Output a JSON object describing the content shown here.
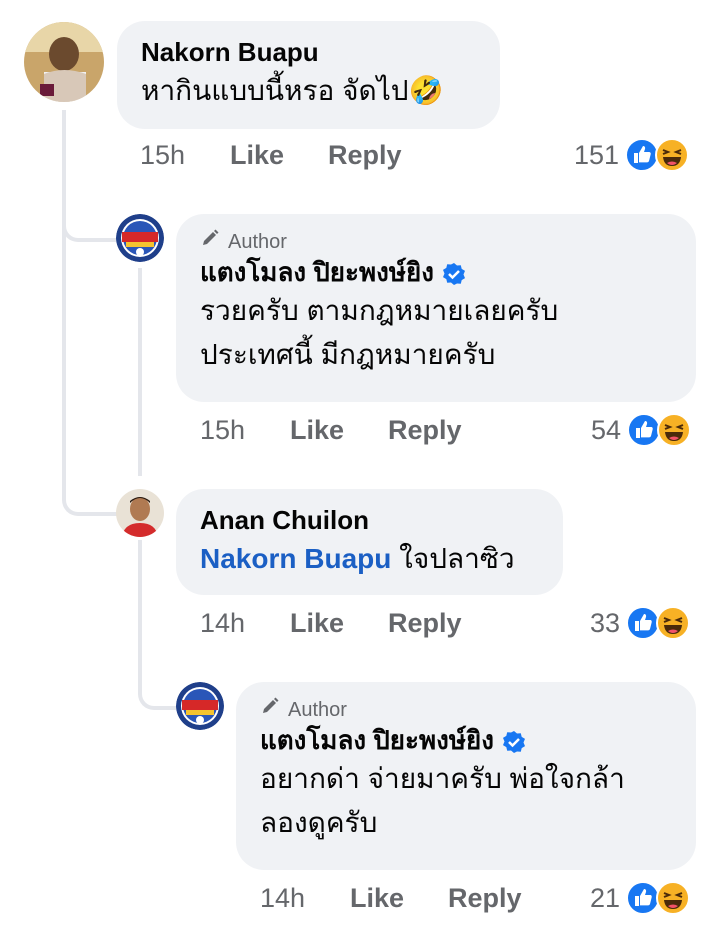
{
  "comments": [
    {
      "author": "Nakorn Buapu",
      "text": "หากินแบบนี้หรอ จัดไป",
      "emoji": "🤣",
      "time": "15h",
      "like_label": "Like",
      "reply_label": "Reply",
      "reaction_count": "151"
    },
    {
      "author_tag": "Author",
      "author": "แตงโมลง ปิยะพงษ์ยิง",
      "text": "รวยครับ ตามกฎหมายเลยครับ\nประเทศนี้ มีกฎหมายครับ",
      "time": "15h",
      "like_label": "Like",
      "reply_label": "Reply",
      "reaction_count": "54"
    },
    {
      "author": "Anan Chuilon",
      "mention": "Nakorn Buapu",
      "text": "ใจปลาซิว",
      "time": "14h",
      "like_label": "Like",
      "reply_label": "Reply",
      "reaction_count": "33"
    },
    {
      "author_tag": "Author",
      "author": "แตงโมลง ปิยะพงษ์ยิง",
      "text": "อยากด่า จ่ายมาครับ พ่อใจกล้า\nลองดูครับ",
      "time": "14h",
      "like_label": "Like",
      "reply_label": "Reply",
      "reaction_count": "21"
    }
  ],
  "icons": {
    "verified": "verified-badge-icon",
    "author": "pencil-icon",
    "reactions": [
      "like-reaction-icon",
      "haha-reaction-icon"
    ]
  },
  "colors": {
    "bubble": "#f0f2f5",
    "meta": "#65676b",
    "mention": "#1b5fc4",
    "like_blue": "#1877f2",
    "haha_yellow": "#f7b125"
  }
}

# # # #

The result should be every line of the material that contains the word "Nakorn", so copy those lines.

      "author": "Nakorn Buapu",
      "mention": "Nakorn Buapu",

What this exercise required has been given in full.